|Date of Report: Tuesday, 7th November 2017|
|Name: Andrew Fowler
Phone: 082 574 4262
A Mooi brown caught on the streamer
In October, areas of the Dargle recorded their heaviest rainfall in a single week ever, for this particular month. Up in the Inzinga catchment, one farmer measured 194mm in about 4 days. The Inzinga river however, like the Umgeni, has dropped off in its level quite steeply since that 10th/15th October event. The Mooi and Bushmans catchments had falls nearer 50mm over the same period, and those rivers are not flowing quite as strongly, and they too are dropping fast….in fact a bit faster. Then venture north and south of us here in the midlands, and you find heat and drought in worrying measure. In all cases, I get a sense that the replenishment of the water table since the 2015/6 drought still has to happen, and what none of the areas have had yet, is a long wet season. Instead we seem to be limping between rationed rainfall events, even if they are heavy rainfall events.
In October I had a pleasant trek up the Lotheni, which saw just a few hard-earned Browns. A couple of 18inch plus Browns from the Umgeni, a day on the Bushmans just before the rains came, chasing skittish fish in gin clear water, and more recently a morning on the Mooi in which the fish aggressively chased a small streamer in slightly dirty water.
That last trip was an interesting one. The dirty water prompted me to try a #8 Mienkie, since I was having no joy on a dry or nymph. I was chucking the thing upstream on a 3 weight, which I think goes to show what an amateur I am at the whole steamer thing. Predictably the fish were taking no interest while the fly was in dead drift. When it drew opposite me in the stream and I started to work it back with a combination of rod tip movement and retrieve, that is when the fish started to smack it. But here’s the interesting part: For love or money, I could not hook these fish. I struck fast, slow, and everything in between, all without result. But what did happen, is that the same fish would go for the fly again on subsequent presentations. That is not normal! And then a fish went for the fly so close to my feet, that I got to see what was happening. The fish were rushing up to the fly, turning sideways and bashing it to drown it. Then they would turn full circle and go looking for the fly that they had “stunned” with a view to eating it. But of course it wasn’t there, because, fast or slow, I had struck it away. In the end I had time for just two fish, and my time was up and I needed to leave.

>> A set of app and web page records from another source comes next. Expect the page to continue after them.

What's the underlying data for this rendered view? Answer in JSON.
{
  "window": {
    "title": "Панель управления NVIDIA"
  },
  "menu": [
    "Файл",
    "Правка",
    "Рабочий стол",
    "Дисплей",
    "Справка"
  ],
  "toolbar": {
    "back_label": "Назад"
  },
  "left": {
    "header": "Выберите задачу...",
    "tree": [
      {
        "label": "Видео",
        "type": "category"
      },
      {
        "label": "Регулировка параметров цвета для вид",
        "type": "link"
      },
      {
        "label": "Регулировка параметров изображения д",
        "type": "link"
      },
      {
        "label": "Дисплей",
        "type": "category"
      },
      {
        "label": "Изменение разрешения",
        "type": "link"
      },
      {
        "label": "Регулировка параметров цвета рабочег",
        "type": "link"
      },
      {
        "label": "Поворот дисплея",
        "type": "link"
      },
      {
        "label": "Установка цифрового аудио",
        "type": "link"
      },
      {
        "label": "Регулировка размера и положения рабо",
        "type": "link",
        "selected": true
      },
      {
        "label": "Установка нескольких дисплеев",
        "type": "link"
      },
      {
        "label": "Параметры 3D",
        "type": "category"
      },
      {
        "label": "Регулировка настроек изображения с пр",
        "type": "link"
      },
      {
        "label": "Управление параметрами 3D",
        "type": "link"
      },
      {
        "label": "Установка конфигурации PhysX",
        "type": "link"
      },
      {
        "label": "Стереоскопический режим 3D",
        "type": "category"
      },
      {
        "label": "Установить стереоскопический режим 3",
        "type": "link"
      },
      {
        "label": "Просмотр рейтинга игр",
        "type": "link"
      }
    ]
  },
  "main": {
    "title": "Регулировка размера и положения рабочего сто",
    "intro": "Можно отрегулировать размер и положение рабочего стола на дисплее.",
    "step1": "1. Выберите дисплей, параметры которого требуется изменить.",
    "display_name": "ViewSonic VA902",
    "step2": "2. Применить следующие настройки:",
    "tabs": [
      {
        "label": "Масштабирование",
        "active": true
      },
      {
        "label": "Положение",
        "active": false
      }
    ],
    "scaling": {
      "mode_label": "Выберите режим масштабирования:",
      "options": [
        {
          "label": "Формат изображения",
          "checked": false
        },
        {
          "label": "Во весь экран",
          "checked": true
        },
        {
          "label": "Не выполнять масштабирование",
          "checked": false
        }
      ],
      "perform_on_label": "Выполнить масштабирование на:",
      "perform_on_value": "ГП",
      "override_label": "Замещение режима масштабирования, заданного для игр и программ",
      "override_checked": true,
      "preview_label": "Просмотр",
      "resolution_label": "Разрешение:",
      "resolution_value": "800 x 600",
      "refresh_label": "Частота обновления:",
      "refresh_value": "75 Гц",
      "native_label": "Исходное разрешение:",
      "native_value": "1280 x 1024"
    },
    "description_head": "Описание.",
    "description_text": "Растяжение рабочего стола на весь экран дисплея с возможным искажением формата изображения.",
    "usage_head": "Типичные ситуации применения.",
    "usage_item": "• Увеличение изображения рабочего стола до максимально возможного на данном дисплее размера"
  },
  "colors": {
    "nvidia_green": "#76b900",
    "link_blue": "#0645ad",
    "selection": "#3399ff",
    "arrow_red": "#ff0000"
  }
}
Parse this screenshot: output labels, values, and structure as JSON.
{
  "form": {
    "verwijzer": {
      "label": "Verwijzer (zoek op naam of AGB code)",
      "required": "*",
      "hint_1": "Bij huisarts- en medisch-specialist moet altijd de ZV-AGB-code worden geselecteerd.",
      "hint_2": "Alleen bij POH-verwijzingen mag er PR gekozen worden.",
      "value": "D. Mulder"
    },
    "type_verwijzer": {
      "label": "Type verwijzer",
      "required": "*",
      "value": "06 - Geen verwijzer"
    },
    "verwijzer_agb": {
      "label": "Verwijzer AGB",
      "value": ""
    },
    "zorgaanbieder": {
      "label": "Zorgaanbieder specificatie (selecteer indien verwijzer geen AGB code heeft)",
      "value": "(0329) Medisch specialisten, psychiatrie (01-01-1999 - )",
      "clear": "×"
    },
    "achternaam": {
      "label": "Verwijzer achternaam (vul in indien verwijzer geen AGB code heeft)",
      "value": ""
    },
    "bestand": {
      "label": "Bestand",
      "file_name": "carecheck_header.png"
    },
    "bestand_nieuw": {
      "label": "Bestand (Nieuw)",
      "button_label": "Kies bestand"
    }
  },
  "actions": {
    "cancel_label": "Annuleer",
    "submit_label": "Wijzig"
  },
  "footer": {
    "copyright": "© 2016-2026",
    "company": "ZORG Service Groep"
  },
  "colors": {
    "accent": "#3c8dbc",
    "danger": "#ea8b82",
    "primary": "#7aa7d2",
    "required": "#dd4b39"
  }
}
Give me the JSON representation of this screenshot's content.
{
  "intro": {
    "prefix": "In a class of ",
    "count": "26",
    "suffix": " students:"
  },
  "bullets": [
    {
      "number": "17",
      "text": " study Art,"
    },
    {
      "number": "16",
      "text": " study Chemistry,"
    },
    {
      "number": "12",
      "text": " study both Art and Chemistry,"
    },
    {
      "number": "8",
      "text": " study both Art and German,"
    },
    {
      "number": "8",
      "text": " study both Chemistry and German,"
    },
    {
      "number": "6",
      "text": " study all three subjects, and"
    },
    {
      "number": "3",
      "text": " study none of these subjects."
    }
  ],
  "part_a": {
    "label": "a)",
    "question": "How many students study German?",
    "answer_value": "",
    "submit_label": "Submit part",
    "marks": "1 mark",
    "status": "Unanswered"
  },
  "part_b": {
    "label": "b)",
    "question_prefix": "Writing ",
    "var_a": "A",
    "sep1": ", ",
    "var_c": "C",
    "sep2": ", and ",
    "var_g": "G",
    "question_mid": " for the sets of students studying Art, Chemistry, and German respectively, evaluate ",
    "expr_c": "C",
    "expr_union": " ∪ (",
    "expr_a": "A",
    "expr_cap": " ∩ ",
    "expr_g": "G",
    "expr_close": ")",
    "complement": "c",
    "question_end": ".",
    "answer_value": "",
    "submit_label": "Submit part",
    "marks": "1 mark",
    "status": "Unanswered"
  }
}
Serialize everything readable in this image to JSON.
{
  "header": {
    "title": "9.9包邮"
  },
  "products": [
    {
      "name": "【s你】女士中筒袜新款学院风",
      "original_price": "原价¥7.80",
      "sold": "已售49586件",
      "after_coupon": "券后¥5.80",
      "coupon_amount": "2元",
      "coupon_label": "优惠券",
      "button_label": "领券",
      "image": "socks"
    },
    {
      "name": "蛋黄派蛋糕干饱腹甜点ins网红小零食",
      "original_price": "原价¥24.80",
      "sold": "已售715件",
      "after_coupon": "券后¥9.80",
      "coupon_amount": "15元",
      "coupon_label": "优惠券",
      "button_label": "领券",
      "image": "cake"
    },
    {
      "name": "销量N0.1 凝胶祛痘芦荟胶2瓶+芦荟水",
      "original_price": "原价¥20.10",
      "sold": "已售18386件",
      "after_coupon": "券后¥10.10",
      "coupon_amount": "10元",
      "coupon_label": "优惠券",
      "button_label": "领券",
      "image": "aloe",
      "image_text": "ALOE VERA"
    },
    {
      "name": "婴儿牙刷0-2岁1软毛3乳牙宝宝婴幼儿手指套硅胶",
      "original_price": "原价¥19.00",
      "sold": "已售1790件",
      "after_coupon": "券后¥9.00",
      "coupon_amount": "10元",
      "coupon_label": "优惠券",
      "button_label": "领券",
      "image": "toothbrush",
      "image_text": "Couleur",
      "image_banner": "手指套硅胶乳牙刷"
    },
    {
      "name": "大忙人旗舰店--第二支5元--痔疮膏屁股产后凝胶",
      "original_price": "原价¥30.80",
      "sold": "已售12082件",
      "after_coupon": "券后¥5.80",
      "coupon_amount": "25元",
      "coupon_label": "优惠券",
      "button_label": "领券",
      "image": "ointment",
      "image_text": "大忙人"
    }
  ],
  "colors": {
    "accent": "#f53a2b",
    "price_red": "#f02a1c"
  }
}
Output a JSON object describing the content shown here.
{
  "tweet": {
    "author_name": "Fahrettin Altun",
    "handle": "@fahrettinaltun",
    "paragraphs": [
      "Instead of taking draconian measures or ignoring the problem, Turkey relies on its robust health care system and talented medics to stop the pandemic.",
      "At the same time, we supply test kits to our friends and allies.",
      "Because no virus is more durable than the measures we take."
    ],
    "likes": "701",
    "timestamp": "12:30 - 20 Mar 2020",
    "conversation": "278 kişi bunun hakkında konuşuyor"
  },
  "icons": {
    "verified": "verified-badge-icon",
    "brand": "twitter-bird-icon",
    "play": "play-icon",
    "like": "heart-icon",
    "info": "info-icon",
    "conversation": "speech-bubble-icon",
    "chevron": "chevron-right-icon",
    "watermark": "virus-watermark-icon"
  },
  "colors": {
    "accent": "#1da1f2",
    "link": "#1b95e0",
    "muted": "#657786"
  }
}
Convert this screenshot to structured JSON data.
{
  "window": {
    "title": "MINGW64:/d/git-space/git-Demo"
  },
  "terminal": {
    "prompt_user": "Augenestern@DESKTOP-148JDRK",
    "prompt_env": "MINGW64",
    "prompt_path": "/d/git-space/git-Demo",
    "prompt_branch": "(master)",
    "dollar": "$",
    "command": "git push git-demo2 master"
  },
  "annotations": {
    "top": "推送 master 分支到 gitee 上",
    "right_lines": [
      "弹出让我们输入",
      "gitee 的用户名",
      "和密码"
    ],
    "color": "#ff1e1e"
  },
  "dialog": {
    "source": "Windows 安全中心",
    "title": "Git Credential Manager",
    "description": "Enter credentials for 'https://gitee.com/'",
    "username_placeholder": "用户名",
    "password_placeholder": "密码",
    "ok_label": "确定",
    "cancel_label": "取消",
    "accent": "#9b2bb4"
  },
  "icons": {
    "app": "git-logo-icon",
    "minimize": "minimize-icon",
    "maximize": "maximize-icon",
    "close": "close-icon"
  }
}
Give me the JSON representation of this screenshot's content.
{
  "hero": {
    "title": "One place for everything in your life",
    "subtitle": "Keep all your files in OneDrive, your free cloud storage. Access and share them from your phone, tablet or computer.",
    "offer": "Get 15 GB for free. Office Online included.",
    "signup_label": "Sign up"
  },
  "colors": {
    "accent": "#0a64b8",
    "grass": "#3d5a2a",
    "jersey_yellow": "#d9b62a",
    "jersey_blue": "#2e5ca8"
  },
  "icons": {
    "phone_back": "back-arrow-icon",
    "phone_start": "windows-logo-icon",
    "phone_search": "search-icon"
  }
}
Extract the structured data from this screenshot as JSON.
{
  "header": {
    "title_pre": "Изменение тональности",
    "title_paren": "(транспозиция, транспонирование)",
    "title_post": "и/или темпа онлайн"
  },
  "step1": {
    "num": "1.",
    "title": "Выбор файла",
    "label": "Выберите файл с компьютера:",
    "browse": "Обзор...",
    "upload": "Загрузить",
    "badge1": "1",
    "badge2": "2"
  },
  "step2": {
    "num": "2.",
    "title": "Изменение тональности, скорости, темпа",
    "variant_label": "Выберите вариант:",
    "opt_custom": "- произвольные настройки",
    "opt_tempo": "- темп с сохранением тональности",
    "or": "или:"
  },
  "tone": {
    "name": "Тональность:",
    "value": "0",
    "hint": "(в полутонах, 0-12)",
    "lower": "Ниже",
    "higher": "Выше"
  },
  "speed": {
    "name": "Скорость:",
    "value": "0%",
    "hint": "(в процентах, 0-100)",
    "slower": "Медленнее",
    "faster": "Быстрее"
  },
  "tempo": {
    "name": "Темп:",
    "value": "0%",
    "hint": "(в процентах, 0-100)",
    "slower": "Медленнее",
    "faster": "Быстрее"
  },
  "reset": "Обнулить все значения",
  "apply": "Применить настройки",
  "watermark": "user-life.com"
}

The stillwaters have continued to fish well generally. The rain we have had has kept the ‘non irrigation dams’ nice and full, but those that are pumped, especially in the Kamberg remain low, some critically so. This difference between a dam used for irrigation, and one not, seems particularly apparent this year. So many dams that were built back in the eighties, seemingly for the hell of it, are now being used to earn a farming living, and are arguably lost to us as reliable fishing venues as a result. Those that are not pumped, and which are still reliable fishing venues remain a delight to be treasured. The ones I have fished in the last month have produced plenty of fish from one to three pounds. These fish, almost without exception have regurgitated minnows when landed. Now there’s a hot tip if ever there was one!